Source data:
::::

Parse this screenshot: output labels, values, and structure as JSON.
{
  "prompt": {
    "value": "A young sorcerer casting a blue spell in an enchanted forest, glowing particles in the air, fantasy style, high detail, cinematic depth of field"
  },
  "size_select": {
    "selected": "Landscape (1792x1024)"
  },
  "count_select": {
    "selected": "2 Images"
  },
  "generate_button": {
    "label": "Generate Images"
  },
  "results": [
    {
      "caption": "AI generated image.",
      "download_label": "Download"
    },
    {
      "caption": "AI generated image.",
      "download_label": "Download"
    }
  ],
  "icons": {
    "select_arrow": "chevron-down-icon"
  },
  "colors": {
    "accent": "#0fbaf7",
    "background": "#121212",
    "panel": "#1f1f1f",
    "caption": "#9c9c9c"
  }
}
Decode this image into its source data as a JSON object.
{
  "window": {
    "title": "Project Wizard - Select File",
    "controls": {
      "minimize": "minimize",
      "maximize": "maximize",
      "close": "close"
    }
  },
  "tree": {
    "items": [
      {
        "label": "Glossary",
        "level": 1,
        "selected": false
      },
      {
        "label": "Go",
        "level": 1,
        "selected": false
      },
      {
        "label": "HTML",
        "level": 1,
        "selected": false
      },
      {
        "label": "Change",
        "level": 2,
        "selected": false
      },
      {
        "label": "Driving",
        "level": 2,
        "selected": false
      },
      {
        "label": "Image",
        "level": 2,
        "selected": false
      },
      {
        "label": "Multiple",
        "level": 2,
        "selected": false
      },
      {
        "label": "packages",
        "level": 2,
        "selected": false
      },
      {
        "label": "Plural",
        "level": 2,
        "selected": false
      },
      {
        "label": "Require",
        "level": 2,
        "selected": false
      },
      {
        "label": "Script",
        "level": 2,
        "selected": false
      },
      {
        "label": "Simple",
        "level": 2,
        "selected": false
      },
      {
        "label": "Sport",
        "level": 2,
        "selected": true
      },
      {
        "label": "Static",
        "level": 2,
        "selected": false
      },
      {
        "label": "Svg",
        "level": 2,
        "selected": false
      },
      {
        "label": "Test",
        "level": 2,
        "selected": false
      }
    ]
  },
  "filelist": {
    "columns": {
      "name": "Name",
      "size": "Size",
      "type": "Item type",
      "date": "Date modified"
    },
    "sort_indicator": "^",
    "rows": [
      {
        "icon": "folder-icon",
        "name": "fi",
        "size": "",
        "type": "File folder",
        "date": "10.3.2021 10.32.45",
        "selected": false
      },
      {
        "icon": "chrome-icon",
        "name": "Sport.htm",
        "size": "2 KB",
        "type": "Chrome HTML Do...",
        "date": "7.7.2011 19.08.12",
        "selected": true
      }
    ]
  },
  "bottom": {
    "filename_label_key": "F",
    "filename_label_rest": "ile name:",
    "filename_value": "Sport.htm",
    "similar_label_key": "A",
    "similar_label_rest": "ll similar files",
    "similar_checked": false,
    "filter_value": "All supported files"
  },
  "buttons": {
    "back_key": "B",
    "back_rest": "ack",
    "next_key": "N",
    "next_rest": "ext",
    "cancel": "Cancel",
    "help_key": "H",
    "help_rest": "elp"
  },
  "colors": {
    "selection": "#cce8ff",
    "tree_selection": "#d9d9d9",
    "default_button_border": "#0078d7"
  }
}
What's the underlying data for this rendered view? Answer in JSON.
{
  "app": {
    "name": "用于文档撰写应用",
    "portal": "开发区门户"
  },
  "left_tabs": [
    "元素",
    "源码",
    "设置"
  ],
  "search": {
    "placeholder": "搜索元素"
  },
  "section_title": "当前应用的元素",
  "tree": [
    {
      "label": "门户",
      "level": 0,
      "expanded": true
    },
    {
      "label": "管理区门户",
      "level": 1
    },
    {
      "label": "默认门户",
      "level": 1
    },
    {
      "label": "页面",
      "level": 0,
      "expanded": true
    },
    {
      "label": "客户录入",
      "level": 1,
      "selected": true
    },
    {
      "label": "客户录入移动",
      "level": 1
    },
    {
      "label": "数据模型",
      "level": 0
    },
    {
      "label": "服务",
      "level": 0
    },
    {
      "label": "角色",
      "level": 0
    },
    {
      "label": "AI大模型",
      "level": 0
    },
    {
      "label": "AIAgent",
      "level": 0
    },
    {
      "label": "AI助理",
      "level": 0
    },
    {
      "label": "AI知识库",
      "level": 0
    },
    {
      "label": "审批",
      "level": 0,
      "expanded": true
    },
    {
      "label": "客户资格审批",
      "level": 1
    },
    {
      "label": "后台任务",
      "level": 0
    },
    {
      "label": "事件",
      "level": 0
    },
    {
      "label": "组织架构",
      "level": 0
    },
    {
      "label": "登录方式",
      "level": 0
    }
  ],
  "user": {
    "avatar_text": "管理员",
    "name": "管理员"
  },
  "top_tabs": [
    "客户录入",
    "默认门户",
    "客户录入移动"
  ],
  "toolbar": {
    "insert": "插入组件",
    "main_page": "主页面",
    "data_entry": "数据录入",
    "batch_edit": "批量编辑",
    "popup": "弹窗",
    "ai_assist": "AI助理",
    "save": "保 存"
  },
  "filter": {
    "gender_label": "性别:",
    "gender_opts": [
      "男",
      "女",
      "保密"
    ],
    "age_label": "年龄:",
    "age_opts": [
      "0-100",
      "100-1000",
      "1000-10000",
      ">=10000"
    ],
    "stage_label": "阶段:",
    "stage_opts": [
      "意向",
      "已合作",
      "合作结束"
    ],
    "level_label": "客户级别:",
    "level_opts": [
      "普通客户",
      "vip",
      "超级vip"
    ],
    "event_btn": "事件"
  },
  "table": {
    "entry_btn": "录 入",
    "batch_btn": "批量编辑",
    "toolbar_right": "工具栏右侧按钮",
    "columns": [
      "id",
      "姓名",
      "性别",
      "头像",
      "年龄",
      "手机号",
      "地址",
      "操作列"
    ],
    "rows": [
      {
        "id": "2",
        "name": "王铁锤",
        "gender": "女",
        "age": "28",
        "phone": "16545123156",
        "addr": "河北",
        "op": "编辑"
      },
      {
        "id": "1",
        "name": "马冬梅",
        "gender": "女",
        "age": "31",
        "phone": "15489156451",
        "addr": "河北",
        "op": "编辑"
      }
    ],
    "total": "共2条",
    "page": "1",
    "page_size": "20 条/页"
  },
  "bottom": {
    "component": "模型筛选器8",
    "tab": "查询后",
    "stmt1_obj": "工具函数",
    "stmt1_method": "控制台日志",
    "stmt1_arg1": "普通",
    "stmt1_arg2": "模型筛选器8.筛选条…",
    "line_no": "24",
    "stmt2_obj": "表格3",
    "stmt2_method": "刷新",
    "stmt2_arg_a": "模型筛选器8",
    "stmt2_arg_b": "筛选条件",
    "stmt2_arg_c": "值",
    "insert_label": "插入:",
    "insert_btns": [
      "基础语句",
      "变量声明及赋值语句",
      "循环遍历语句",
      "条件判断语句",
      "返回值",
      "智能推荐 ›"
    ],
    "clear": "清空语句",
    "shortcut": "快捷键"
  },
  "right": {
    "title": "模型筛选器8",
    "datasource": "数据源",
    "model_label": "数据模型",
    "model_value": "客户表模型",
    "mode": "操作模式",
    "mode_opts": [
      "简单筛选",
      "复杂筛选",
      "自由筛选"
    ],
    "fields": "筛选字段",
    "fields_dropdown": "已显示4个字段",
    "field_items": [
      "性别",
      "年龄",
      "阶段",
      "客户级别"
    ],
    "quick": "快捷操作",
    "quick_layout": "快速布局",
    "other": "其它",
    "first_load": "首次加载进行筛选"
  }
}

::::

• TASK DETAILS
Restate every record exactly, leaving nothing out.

• COMPLETED EXERCISE
Parse this screenshot: output labels, values, and structure as JSON.
{
  "prompt": {
    "value": "A young sorcerer casting a blue spell in an enchanted forest, glowing particles in the air, fantasy style, high detail, cinematic depth of field"
  },
  "size_select": {
    "selected": "Landscape (1792x1024)"
  },
  "count_select": {
    "selected": "2 Images"
  },
  "generate_button": {
    "label": "Generate Images"
  },
  "results": [
    {
      "caption": "AI generated image.",
      "download_label": "Download"
    },
    {
      "caption": "AI generated image.",
      "download_label": "Download"
    }
  ],
  "icons": {
    "select_arrow": "chevron-down-icon"
  },
  "colors": {
    "accent": "#0fbaf7",
    "background": "#121212",
    "panel": "#1f1f1f",
    "caption": "#9c9c9c"
  }
}
Decode this image into its source data as a JSON object.
{
  "window": {
    "title": "Project Wizard - Select File",
    "controls": {
      "minimize": "minimize",
      "maximize": "maximize",
      "close": "close"
    }
  },
  "tree": {
    "items": [
      {
        "label": "Glossary",
        "level": 1,
        "selected": false
      },
      {
        "label": "Go",
        "level": 1,
        "selected": false
      },
      {
        "label": "HTML",
        "level": 1,
        "selected": false
      },
      {
        "label": "Change",
        "level": 2,
        "selected": false
      },
      {
        "label": "Driving",
        "level": 2,
        "selected": false
      },
      {
        "label": "Image",
        "level": 2,
        "selected": false
      },
      {
        "label": "Multiple",
        "level": 2,
        "selected": false
      },
      {
        "label": "packages",
        "level": 2,
        "selected": false
      },
      {
        "label": "Plural",
        "level": 2,
        "selected": false
      },
      {
        "label": "Require",
        "level": 2,
        "selected": false
      },
      {
        "label": "Script",
        "level": 2,
        "selected": false
      },
      {
        "label": "Simple",
        "level": 2,
        "selected": false
      },
      {
        "label": "Sport",
        "level": 2,
        "selected": true
      },
      {
        "label": "Static",
        "level": 2,
        "selected": false
      },
      {
        "label": "Svg",
        "level": 2,
        "selected": false
      },
      {
        "label": "Test",
        "level": 2,
        "selected": false
      }
    ]
  },
  "filelist": {
    "columns": {
      "name": "Name",
      "size": "Size",
      "type": "Item type",
      "date": "Date modified"
    },
    "sort_indicator": "^",
    "rows": [
      {
        "icon": "folder-icon",
        "name": "fi",
        "size": "",
        "type": "File folder",
        "date": "10.3.2021 10.32.45",
        "selected": false
      },
      {
        "icon": "chrome-icon",
        "name": "Sport.htm",
        "size": "2 KB",
        "type": "Chrome HTML Do...",
        "date": "7.7.2011 19.08.12",
        "selected": true
      }
    ]
  },
  "bottom": {
    "filename_label_key": "F",
    "filename_label_rest": "ile name:",
    "filename_value": "Sport.htm",
    "similar_label_key": "A",
    "similar_label_rest": "ll similar files",
    "similar_checked": false,
    "filter_value": "All supported files"
  },
  "buttons": {
    "back_key": "B",
    "back_rest": "ack",
    "next_key": "N",
    "next_rest": "ext",
    "cancel": "Cancel",
    "help_key": "H",
    "help_rest": "elp"
  },
  "colors": {
    "selection": "#cce8ff",
    "tree_selection": "#d9d9d9",
    "default_button_border": "#0078d7"
  }
}
What's the underlying data for this rendered view? Answer in JSON.
{
  "app": {
    "name": "用于文档撰写应用",
    "portal": "开发区门户"
  },
  "left_tabs": [
    "元素",
    "源码",
    "设置"
  ],
  "search": {
    "placeholder": "搜索元素"
  },
  "section_title": "当前应用的元素",
  "tree": [
    {
      "label": "门户",
      "level": 0,
      "expanded": true
    },
    {
      "label": "管理区门户",
      "level": 1
    },
    {
      "label": "默认门户",
      "level": 1
    },
    {
      "label": "页面",
      "level": 0,
      "expanded": true
    },
    {
      "label": "客户录入",
      "level": 1,
      "selected": true
    },
    {
      "label": "客户录入移动",
      "level": 1
    },
    {
      "label": "数据模型",
      "level": 0
    },
    {
      "label": "服务",
      "level": 0
    },
    {
      "label": "角色",
      "level": 0
    },
    {
      "label": "AI大模型",
      "level": 0
    },
    {
      "label": "AIAgent",
      "level": 0
    },
    {
      "label": "AI助理",
      "level": 0
    },
    {
      "label": "AI知识库",
      "level": 0
    },
    {
      "label": "审批",
      "level": 0,
      "expanded": true
    },
    {
      "label": "客户资格审批",
      "level": 1
    },
    {
      "label": "后台任务",
      "level": 0
    },
    {
      "label": "事件",
      "level": 0
    },
    {
      "label": "组织架构",
      "level": 0
    },
    {
      "label": "登录方式",
      "level": 0
    }
  ],
  "user": {
    "avatar_text": "管理员",
    "name": "管理员"
  },
  "top_tabs": [
    "客户录入",
    "默认门户",
    "客户录入移动"
  ],
  "toolbar": {
    "insert": "插入组件",
    "main_page": "主页面",
    "data_entry": "数据录入",
    "batch_edit": "批量编辑",
    "popup": "弹窗",
    "ai_assist": "AI助理",
    "save": "保 存"
  },
  "filter": {
    "gender_label": "性别:",
    "gender_opts": [
      "男",
      "女",
      "保密"
    ],
    "age_label": "年龄:",
    "age_opts": [
      "0-100",
      "100-1000",
      "1000-10000",
      ">=10000"
    ],
    "stage_label": "阶段:",
    "stage_opts": [
      "意向",
      "已合作",
      "合作结束"
    ],
    "level_label": "客户级别:",
    "level_opts": [
      "普通客户",
      "vip",
      "超级vip"
    ],
    "event_btn": "事件"
  },
  "table": {
    "entry_btn": "录 入",
    "batch_btn": "批量编辑",
    "toolbar_right": "工具栏右侧按钮",
    "columns": [
      "id",
      "姓名",
      "性别",
      "头像",
      "年龄",
      "手机号",
      "地址",
      "操作列"
    ],
    "rows": [
      {
        "id": "2",
        "name": "王铁锤",
        "gender": "女",
        "age": "28",
        "phone": "16545123156",
        "addr": "河北",
        "op": "编辑"
      },
      {
        "id": "1",
        "name": "马冬梅",
        "gender": "女",
        "age": "31",
        "phone": "15489156451",
        "addr": "河北",
        "op": "编辑"
      }
    ],
    "total": "共2条",
    "page": "1",
    "page_size": "20 条/页"
  },
  "bottom": {
    "component": "模型筛选器8",
    "tab": "查询后",
    "stmt1_obj": "工具函数",
    "stmt1_method": "控制台日志",
    "stmt1_arg1": "普通",
    "stmt1_arg2": "模型筛选器8.筛选条…",
    "line_no": "24",
    "stmt2_obj": "表格3",
    "stmt2_method": "刷新",
    "stmt2_arg_a": "模型筛选器8",
    "stmt2_arg_b": "筛选条件",
    "stmt2_arg_c": "值",
    "insert_label": "插入:",
    "insert_btns": [
      "基础语句",
      "变量声明及赋值语句",
      "循环遍历语句",
      "条件判断语句",
      "返回值",
      "智能推荐 ›"
    ],
    "clear": "清空语句",
    "shortcut": "快捷键"
  },
  "right": {
    "title": "模型筛选器8",
    "datasource": "数据源",
    "model_label": "数据模型",
    "model_value": "客户表模型",
    "mode": "操作模式",
    "mode_opts": [
      "简单筛选",
      "复杂筛选",
      "自由筛选"
    ],
    "fields": "筛选字段",
    "fields_dropdown": "已显示4个字段",
    "field_items": [
      "性别",
      "年龄",
      "阶段",
      "客户级别"
    ],
    "quick": "快捷操作",
    "quick_layout": "快速布局",
    "other": "其它",
    "first_load": "首次加载进行筛选"
  }
}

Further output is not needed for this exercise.